* EXERCISE OBJECTIVE:
Filtering the records below, copy only those lines that include the word "header".

Page and application data records:
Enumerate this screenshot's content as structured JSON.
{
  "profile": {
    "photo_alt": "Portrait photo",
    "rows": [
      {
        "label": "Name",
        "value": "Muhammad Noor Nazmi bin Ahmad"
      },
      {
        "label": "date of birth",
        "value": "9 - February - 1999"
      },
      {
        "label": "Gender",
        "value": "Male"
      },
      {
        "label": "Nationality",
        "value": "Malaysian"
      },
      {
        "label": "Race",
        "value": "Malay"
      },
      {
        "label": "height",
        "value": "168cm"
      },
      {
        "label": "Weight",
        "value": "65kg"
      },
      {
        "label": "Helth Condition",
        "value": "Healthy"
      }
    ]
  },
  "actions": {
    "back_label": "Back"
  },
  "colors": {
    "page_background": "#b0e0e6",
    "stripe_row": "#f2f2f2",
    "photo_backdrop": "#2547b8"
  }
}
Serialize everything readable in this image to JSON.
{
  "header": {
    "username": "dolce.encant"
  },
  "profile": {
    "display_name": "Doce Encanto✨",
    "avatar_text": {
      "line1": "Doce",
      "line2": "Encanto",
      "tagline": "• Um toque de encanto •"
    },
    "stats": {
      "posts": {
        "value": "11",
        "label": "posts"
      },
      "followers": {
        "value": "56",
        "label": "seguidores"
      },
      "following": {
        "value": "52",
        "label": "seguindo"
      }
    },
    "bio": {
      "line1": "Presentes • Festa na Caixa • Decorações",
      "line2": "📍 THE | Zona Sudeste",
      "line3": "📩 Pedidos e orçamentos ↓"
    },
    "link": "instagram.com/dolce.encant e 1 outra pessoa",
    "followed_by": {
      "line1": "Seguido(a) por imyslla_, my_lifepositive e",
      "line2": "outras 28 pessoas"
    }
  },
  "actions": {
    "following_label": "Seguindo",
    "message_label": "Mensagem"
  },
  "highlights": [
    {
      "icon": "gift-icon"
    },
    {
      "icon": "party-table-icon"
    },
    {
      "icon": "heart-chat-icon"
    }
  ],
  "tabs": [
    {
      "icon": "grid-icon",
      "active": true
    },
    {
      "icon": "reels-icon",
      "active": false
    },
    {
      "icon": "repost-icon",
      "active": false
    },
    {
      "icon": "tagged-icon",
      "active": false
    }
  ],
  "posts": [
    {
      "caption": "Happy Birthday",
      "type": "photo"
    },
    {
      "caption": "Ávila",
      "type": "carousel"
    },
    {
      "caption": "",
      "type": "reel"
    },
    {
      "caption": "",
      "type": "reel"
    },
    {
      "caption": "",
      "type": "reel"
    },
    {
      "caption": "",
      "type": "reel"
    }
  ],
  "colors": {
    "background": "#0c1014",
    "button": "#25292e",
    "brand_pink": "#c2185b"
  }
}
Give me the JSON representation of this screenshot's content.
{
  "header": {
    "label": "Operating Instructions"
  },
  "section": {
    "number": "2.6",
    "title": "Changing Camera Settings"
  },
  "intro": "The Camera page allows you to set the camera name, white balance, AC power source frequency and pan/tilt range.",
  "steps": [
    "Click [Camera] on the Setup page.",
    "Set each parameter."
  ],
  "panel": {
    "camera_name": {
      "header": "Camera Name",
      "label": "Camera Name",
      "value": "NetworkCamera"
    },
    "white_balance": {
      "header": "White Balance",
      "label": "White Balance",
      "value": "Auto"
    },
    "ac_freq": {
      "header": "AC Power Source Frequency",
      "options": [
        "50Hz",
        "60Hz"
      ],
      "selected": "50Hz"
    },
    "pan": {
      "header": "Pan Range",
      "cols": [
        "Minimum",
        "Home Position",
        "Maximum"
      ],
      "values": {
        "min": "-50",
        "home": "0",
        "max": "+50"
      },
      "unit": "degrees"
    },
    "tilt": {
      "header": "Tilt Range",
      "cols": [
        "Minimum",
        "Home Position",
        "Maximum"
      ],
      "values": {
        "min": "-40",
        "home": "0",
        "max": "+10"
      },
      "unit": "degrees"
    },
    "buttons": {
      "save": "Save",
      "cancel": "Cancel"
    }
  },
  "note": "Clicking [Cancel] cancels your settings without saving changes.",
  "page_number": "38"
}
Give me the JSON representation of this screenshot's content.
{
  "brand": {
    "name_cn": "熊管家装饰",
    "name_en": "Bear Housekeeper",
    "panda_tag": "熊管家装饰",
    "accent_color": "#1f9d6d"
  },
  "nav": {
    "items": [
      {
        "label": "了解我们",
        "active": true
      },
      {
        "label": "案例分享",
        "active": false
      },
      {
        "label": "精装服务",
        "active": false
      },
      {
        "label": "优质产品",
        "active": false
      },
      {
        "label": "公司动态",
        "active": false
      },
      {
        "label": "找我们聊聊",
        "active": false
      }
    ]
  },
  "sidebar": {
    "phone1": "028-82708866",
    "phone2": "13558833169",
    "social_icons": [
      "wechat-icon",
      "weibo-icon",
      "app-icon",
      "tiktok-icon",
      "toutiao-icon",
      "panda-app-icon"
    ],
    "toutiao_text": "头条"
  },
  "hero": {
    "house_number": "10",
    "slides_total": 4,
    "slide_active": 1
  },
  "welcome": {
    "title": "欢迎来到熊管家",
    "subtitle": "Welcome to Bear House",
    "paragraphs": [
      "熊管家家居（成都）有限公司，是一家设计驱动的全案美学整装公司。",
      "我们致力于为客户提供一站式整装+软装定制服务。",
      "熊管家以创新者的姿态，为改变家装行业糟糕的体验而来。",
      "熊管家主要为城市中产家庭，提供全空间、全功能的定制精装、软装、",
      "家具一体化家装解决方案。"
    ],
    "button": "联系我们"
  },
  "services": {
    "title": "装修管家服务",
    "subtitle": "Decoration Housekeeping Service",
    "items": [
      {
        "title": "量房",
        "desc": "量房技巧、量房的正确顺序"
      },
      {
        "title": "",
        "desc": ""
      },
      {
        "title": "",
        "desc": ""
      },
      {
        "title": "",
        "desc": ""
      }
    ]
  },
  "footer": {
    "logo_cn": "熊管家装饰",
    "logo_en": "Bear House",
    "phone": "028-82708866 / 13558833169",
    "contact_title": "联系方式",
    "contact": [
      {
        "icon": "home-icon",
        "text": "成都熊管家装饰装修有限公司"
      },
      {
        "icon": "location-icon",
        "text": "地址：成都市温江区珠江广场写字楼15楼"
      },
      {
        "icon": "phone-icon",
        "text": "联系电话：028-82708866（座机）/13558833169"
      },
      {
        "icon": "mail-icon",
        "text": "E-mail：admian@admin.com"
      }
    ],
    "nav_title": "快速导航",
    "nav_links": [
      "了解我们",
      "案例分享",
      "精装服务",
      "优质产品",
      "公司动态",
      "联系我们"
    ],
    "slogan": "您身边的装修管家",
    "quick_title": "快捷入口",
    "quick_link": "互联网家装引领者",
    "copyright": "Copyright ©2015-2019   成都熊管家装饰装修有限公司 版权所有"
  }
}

* THE COMPLETED TASK:
  "header": {
  "header": {
      "header": "Camera Name",
      "header": "White Balance",
      "header": "AC Power Source Frequency",
      "header": "Pan Range",
      "header": "Tilt Range",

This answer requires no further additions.